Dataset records
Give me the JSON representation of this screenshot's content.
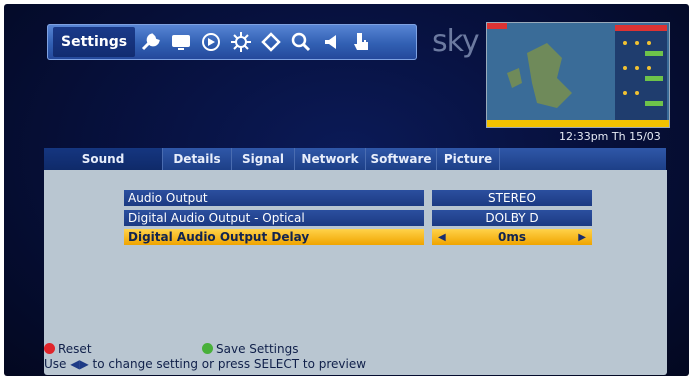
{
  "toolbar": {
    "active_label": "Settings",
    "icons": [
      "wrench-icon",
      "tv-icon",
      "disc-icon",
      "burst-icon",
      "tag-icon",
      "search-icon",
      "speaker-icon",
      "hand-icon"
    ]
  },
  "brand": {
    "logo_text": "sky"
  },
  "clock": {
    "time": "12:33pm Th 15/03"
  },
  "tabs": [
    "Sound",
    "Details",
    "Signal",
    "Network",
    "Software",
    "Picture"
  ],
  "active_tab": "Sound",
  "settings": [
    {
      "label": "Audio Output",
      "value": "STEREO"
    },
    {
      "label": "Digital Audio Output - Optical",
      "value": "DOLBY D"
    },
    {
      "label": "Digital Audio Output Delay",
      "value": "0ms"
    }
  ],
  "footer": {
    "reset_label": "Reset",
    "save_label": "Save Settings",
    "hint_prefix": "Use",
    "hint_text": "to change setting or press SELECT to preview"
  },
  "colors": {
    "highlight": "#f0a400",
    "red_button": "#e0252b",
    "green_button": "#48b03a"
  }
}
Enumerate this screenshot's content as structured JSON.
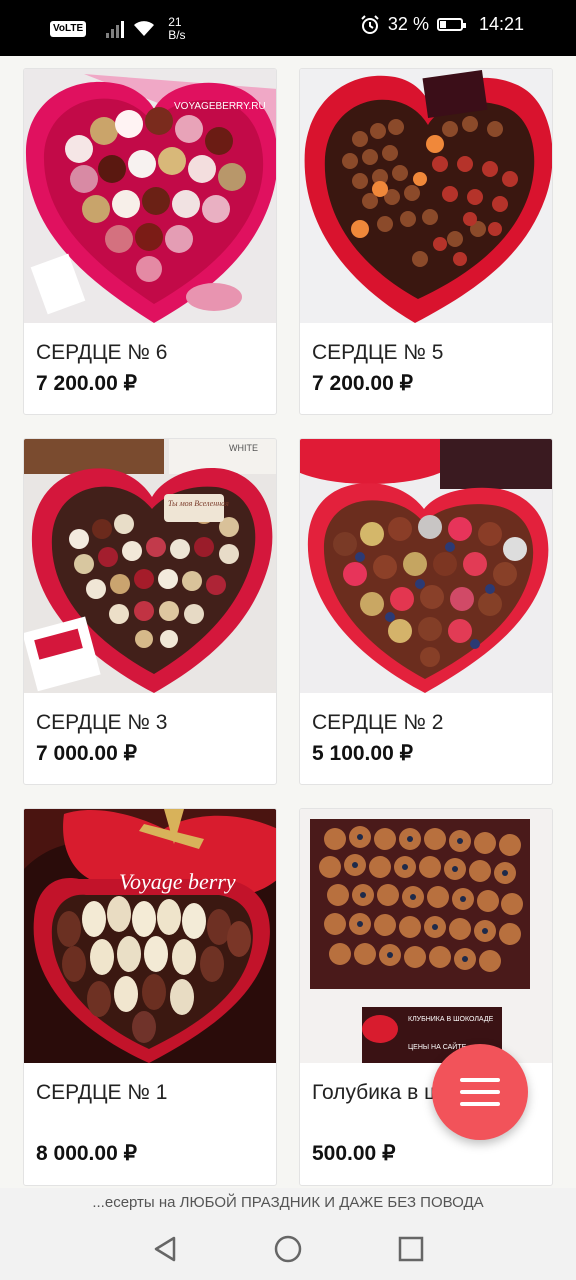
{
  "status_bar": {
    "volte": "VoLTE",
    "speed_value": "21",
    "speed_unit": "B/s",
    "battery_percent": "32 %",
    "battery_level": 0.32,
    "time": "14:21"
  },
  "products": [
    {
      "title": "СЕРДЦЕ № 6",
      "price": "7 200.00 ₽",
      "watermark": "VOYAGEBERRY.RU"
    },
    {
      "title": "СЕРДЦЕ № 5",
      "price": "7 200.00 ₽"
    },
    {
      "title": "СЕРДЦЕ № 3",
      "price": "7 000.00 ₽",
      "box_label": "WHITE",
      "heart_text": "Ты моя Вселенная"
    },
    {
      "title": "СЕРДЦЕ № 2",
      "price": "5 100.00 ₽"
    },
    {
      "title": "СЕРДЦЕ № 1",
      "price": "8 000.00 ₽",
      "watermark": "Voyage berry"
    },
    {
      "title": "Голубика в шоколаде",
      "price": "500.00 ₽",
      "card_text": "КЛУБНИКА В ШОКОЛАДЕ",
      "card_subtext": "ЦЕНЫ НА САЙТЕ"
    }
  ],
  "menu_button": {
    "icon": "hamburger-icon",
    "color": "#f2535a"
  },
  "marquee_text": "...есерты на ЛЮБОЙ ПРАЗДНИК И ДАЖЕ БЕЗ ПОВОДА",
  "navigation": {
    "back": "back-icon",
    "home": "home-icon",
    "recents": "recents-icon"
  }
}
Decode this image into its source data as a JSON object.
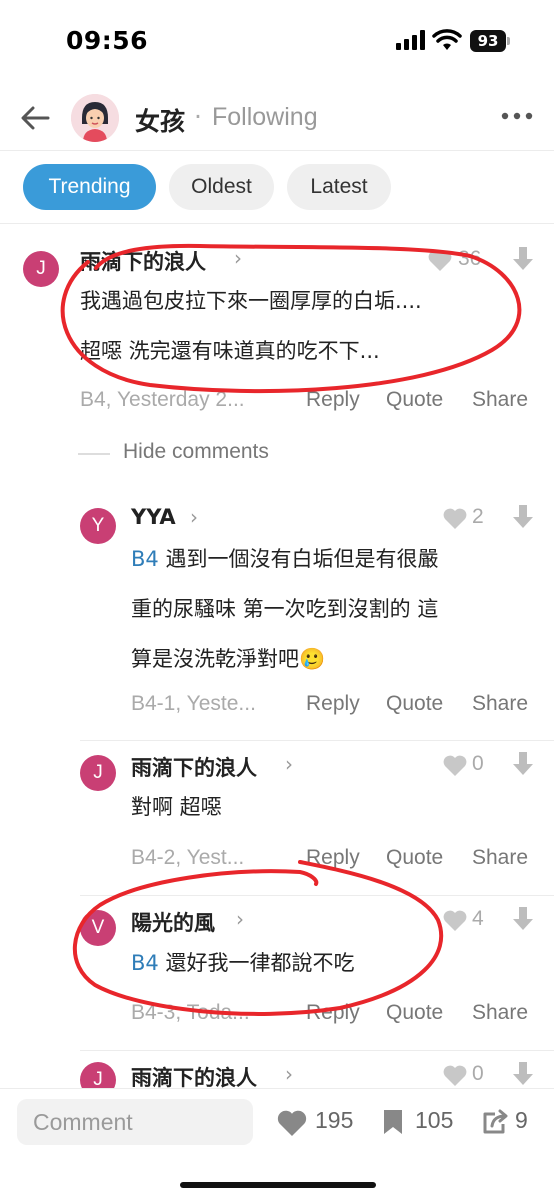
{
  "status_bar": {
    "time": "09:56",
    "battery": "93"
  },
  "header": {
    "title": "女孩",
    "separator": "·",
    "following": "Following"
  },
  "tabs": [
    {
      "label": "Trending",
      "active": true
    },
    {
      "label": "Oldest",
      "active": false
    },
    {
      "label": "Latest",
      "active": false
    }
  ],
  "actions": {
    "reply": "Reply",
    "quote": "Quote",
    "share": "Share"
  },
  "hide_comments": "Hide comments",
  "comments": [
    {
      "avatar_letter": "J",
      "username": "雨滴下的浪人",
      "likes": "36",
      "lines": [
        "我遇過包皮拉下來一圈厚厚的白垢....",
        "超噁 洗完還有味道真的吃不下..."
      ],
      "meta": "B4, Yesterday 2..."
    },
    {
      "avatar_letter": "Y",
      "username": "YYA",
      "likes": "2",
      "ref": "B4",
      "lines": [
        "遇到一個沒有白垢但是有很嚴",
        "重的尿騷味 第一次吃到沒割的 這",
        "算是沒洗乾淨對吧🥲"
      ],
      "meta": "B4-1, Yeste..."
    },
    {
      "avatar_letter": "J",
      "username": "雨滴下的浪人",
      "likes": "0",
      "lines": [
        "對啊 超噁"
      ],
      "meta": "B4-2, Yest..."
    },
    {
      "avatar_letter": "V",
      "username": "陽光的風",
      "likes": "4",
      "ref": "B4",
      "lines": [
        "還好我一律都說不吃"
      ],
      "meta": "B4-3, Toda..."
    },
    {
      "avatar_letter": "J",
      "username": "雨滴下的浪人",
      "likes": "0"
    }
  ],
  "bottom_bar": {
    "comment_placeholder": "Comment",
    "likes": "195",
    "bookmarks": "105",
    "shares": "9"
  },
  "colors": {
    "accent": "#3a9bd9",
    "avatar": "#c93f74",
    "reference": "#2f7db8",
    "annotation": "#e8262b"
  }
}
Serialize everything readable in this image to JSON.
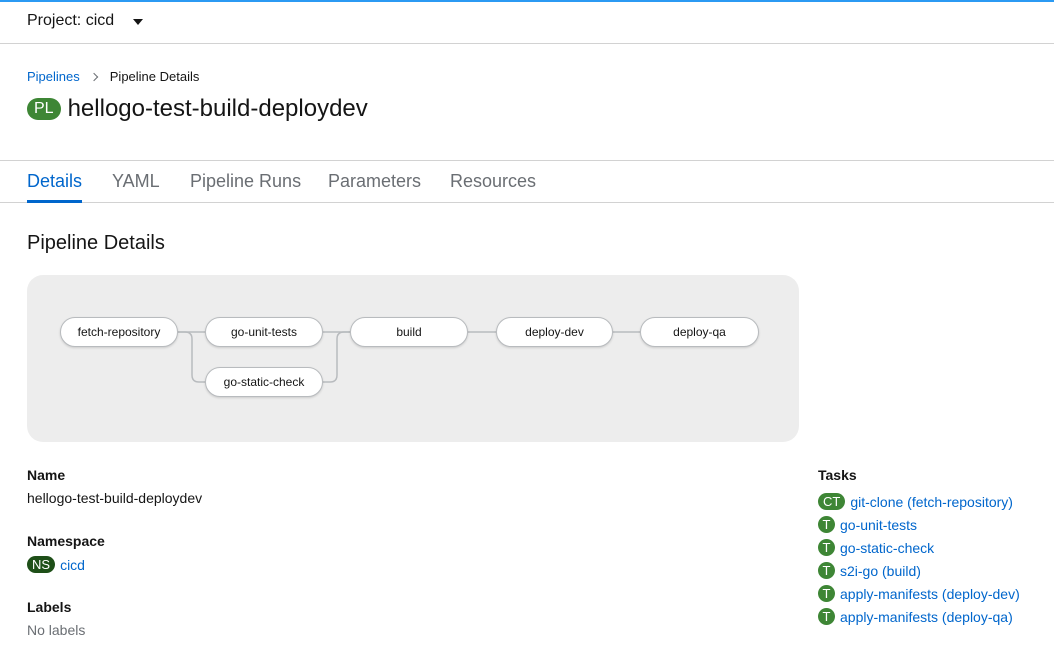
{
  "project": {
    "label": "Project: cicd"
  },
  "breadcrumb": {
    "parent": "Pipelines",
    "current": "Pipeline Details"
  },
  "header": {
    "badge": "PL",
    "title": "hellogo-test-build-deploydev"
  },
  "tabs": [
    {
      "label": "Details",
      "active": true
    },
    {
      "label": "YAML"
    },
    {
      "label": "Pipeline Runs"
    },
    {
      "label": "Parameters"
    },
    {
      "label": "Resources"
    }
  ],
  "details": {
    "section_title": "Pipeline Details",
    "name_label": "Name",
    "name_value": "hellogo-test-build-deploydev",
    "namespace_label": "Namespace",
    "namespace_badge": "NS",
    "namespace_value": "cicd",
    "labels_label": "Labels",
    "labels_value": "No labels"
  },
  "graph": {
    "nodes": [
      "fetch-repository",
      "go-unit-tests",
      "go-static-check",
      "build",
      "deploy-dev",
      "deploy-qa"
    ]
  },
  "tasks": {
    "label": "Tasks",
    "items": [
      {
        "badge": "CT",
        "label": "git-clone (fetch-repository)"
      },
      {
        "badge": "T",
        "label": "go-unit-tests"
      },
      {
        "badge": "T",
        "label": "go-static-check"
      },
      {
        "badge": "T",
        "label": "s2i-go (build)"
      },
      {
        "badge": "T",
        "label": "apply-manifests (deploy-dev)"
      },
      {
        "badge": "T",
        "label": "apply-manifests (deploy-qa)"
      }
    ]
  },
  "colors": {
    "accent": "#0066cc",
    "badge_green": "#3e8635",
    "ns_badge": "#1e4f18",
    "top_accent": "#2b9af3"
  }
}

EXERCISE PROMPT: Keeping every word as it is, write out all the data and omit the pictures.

WRITTEN REPLY:
Give me the JSON representation of this screenshot's content.
{
  "toolbar": {
    "active_label": "Settings",
    "icons": [
      "wrench-icon",
      "tv-icon",
      "disc-icon",
      "burst-icon",
      "tag-icon",
      "search-icon",
      "speaker-icon",
      "hand-icon"
    ]
  },
  "brand": {
    "logo_text": "sky"
  },
  "clock": {
    "time": "12:33pm Th 15/03"
  },
  "tabs": [
    "Sound",
    "Details",
    "Signal",
    "Network",
    "Software",
    "Picture"
  ],
  "active_tab": "Sound",
  "settings": [
    {
      "label": "Audio Output",
      "value": "STEREO"
    },
    {
      "label": "Digital Audio Output - Optical",
      "value": "DOLBY D"
    },
    {
      "label": "Digital Audio Output Delay",
      "value": "0ms"
    }
  ],
  "footer": {
    "reset_label": "Reset",
    "save_label": "Save Settings",
    "hint_prefix": "Use",
    "hint_text": "to change setting or press SELECT to preview"
  },
  "colors": {
    "highlight": "#f0a400",
    "red_button": "#e0252b",
    "green_button": "#48b03a"
  }
}
Enumerate this screenshot's content as structured JSON.
{
  "status_bar": {
    "volte": "VoLTE",
    "speed_value": "21",
    "speed_unit": "B/s",
    "battery_percent": "32 %",
    "battery_level": 0.32,
    "time": "14:21"
  },
  "products": [
    {
      "title": "СЕРДЦЕ № 6",
      "price": "7 200.00 ₽",
      "watermark": "VOYAGEBERRY.RU"
    },
    {
      "title": "СЕРДЦЕ № 5",
      "price": "7 200.00 ₽"
    },
    {
      "title": "СЕРДЦЕ № 3",
      "price": "7 000.00 ₽",
      "box_label": "WHITE",
      "heart_text": "Ты моя Вселенная"
    },
    {
      "title": "СЕРДЦЕ № 2",
      "price": "5 100.00 ₽"
    },
    {
      "title": "СЕРДЦЕ № 1",
      "price": "8 000.00 ₽",
      "watermark": "Voyage berry"
    },
    {
      "title": "Голубика в шоколаде",
      "price": "500.00 ₽",
      "card_text": "КЛУБНИКА В ШОКОЛАДЕ",
      "card_subtext": "ЦЕНЫ НА САЙТЕ"
    }
  ],
  "menu_button": {
    "icon": "hamburger-icon",
    "color": "#f2535a"
  },
  "marquee_text": "...есерты на ЛЮБОЙ ПРАЗДНИК И ДАЖЕ БЕЗ ПОВОДА",
  "navigation": {
    "back": "back-icon",
    "home": "home-icon",
    "recents": "recents-icon"
  }
}
Decode this image into its source data as a JSON object.
{
  "status_bar": {
    "time": "09:56",
    "battery": "93"
  },
  "header": {
    "title": "女孩",
    "separator": "·",
    "following": "Following"
  },
  "tabs": [
    {
      "label": "Trending",
      "active": true
    },
    {
      "label": "Oldest",
      "active": false
    },
    {
      "label": "Latest",
      "active": false
    }
  ],
  "actions": {
    "reply": "Reply",
    "quote": "Quote",
    "share": "Share"
  },
  "hide_comments": "Hide comments",
  "comments": [
    {
      "avatar_letter": "J",
      "username": "雨滴下的浪人",
      "likes": "36",
      "lines": [
        "我遇過包皮拉下來一圈厚厚的白垢....",
        "超噁 洗完還有味道真的吃不下..."
      ],
      "meta": "B4, Yesterday 2..."
    },
    {
      "avatar_letter": "Y",
      "username": "YYA",
      "likes": "2",
      "ref": "B4",
      "lines": [
        "遇到一個沒有白垢但是有很嚴",
        "重的尿騷味 第一次吃到沒割的 這",
        "算是沒洗乾淨對吧🥲"
      ],
      "meta": "B4-1, Yeste..."
    },
    {
      "avatar_letter": "J",
      "username": "雨滴下的浪人",
      "likes": "0",
      "lines": [
        "對啊 超噁"
      ],
      "meta": "B4-2, Yest..."
    },
    {
      "avatar_letter": "V",
      "username": "陽光的風",
      "likes": "4",
      "ref": "B4",
      "lines": [
        "還好我一律都說不吃"
      ],
      "meta": "B4-3, Toda..."
    },
    {
      "avatar_letter": "J",
      "username": "雨滴下的浪人",
      "likes": "0"
    }
  ],
  "bottom_bar": {
    "comment_placeholder": "Comment",
    "likes": "195",
    "bookmarks": "105",
    "shares": "9"
  },
  "colors": {
    "accent": "#3a9bd9",
    "avatar": "#c93f74",
    "reference": "#2f7db8",
    "annotation": "#e8262b"
  }
}
Serialize everything readable in this image to JSON.
{
  "project": {
    "label": "Project: cicd"
  },
  "breadcrumb": {
    "parent": "Pipelines",
    "current": "Pipeline Details"
  },
  "header": {
    "badge": "PL",
    "title": "hellogo-test-build-deploydev"
  },
  "tabs": [
    {
      "label": "Details",
      "active": true
    },
    {
      "label": "YAML"
    },
    {
      "label": "Pipeline Runs"
    },
    {
      "label": "Parameters"
    },
    {
      "label": "Resources"
    }
  ],
  "details": {
    "section_title": "Pipeline Details",
    "name_label": "Name",
    "name_value": "hellogo-test-build-deploydev",
    "namespace_label": "Namespace",
    "namespace_badge": "NS",
    "namespace_value": "cicd",
    "labels_label": "Labels",
    "labels_value": "No labels"
  },
  "graph": {
    "nodes": [
      "fetch-repository",
      "go-unit-tests",
      "go-static-check",
      "build",
      "deploy-dev",
      "deploy-qa"
    ]
  },
  "tasks": {
    "label": "Tasks",
    "items": [
      {
        "badge": "CT",
        "label": "git-clone (fetch-repository)"
      },
      {
        "badge": "T",
        "label": "go-unit-tests"
      },
      {
        "badge": "T",
        "label": "go-static-check"
      },
      {
        "badge": "T",
        "label": "s2i-go (build)"
      },
      {
        "badge": "T",
        "label": "apply-manifests (deploy-dev)"
      },
      {
        "badge": "T",
        "label": "apply-manifests (deploy-qa)"
      }
    ]
  },
  "colors": {
    "accent": "#0066cc",
    "badge_green": "#3e8635",
    "ns_badge": "#1e4f18",
    "top_accent": "#2b9af3"
  }
}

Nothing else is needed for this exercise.